**THE DATA**
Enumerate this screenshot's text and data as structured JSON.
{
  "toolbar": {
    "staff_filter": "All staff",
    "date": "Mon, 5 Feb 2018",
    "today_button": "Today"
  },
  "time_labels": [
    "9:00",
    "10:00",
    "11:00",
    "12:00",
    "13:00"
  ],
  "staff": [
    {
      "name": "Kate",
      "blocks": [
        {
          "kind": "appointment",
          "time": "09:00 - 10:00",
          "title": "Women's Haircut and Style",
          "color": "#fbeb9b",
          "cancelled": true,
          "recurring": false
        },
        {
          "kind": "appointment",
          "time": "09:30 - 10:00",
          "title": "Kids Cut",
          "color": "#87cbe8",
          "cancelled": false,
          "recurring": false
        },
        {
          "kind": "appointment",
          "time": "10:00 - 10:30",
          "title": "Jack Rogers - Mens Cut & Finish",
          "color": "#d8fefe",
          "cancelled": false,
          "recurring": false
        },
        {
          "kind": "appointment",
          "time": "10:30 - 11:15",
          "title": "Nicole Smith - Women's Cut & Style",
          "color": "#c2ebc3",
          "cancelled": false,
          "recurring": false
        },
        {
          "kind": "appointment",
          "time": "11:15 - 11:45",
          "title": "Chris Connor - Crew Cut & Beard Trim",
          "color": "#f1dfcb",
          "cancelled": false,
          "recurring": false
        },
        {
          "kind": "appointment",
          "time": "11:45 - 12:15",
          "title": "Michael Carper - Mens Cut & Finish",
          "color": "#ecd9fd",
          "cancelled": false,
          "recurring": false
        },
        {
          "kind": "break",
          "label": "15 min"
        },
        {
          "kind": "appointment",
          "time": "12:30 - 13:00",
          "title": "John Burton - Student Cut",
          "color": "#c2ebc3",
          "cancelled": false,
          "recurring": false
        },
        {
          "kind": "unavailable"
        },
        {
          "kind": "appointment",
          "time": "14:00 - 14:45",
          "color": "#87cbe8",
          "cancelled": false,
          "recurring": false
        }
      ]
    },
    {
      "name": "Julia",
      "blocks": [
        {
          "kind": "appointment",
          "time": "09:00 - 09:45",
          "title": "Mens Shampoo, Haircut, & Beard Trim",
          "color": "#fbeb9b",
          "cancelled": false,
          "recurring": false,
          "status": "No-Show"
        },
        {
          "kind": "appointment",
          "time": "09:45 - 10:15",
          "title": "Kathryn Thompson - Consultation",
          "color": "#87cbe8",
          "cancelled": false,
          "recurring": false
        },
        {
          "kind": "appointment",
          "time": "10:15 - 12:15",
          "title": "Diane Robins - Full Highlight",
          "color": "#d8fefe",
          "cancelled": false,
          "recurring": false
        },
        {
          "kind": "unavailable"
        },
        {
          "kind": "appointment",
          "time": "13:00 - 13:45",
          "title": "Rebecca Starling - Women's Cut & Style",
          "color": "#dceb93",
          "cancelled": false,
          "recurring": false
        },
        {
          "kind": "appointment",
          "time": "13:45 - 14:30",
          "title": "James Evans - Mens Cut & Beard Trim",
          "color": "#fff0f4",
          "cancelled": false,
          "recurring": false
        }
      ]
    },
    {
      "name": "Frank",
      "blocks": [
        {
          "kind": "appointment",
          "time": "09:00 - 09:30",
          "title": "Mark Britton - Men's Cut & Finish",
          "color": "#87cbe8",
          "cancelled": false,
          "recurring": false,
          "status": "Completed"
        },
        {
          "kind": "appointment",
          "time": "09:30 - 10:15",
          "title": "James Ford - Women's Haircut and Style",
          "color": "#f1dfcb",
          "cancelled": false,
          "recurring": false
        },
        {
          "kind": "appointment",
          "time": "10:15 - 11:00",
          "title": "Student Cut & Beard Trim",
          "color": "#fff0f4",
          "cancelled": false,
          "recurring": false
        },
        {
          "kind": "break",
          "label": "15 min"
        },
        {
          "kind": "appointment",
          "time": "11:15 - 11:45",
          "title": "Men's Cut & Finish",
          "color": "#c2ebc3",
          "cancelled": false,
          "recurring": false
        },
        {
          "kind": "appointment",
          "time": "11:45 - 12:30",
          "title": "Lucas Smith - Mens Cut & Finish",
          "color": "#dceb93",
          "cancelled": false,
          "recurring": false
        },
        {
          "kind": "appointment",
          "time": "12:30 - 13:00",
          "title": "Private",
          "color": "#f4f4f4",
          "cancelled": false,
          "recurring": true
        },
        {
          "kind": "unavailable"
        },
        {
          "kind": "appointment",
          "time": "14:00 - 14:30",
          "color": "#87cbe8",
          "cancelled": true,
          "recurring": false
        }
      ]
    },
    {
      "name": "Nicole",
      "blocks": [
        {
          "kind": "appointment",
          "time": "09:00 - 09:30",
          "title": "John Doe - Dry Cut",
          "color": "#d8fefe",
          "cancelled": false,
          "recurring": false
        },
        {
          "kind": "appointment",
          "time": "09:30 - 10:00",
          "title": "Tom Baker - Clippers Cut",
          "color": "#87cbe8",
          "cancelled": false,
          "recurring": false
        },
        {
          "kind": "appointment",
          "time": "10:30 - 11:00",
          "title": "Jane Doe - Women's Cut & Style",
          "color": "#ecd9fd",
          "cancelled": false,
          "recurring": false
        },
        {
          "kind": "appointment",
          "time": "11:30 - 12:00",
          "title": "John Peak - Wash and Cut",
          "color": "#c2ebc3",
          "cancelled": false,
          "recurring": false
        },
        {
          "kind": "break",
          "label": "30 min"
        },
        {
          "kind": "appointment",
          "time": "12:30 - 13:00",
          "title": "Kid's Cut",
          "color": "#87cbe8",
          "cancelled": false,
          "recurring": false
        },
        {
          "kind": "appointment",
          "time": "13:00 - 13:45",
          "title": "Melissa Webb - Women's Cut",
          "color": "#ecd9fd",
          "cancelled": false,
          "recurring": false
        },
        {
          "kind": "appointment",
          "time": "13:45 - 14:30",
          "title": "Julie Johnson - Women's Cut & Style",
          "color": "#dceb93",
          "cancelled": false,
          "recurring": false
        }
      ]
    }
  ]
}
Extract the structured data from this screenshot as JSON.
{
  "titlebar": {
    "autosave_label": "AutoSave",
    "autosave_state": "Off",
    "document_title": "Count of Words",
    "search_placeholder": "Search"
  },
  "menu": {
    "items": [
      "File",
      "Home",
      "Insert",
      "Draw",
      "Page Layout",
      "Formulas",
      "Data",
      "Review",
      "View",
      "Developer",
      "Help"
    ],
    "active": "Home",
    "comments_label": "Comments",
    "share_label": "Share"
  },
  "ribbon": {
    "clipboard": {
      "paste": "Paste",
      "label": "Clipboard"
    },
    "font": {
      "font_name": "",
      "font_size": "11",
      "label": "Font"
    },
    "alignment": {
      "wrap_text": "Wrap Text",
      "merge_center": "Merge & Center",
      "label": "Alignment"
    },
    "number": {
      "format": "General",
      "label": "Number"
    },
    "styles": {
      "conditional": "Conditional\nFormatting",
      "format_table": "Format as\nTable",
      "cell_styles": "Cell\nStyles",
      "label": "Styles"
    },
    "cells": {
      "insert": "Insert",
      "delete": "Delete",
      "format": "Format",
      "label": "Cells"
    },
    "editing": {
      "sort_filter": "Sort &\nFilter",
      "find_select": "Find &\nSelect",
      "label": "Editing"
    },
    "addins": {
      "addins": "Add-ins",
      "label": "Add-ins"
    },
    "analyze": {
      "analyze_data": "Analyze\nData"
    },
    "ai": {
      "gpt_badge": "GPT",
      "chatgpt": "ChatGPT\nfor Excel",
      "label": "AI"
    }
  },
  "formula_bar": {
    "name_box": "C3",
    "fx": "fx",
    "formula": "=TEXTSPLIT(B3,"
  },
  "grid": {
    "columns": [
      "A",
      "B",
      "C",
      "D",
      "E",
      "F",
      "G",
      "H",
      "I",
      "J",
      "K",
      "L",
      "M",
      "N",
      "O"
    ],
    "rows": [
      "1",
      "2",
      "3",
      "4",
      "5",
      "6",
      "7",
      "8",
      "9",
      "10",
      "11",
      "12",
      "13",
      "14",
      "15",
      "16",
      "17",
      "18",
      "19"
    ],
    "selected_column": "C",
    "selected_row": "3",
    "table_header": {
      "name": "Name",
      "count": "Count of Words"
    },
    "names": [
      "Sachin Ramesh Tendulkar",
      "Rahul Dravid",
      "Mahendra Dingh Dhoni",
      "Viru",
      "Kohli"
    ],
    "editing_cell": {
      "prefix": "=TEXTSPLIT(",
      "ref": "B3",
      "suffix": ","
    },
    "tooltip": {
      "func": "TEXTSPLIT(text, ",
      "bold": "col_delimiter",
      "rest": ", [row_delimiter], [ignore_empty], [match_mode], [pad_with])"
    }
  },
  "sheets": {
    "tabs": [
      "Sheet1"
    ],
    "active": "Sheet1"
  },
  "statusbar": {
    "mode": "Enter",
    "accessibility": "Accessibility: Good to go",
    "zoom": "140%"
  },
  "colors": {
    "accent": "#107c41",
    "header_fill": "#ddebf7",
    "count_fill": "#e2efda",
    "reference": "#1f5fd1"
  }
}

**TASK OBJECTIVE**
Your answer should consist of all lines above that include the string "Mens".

**OUTPUT**
          "title": "Jack Rogers - Mens Cut & Finish",
          "title": "Michael Carper - Mens Cut & Finish",
          "title": "Mens Shampoo, Haircut, & Beard Trim",
          "title": "James Evans - Mens Cut & Beard Trim",
          "title": "Lucas Smith - Mens Cut & Finish",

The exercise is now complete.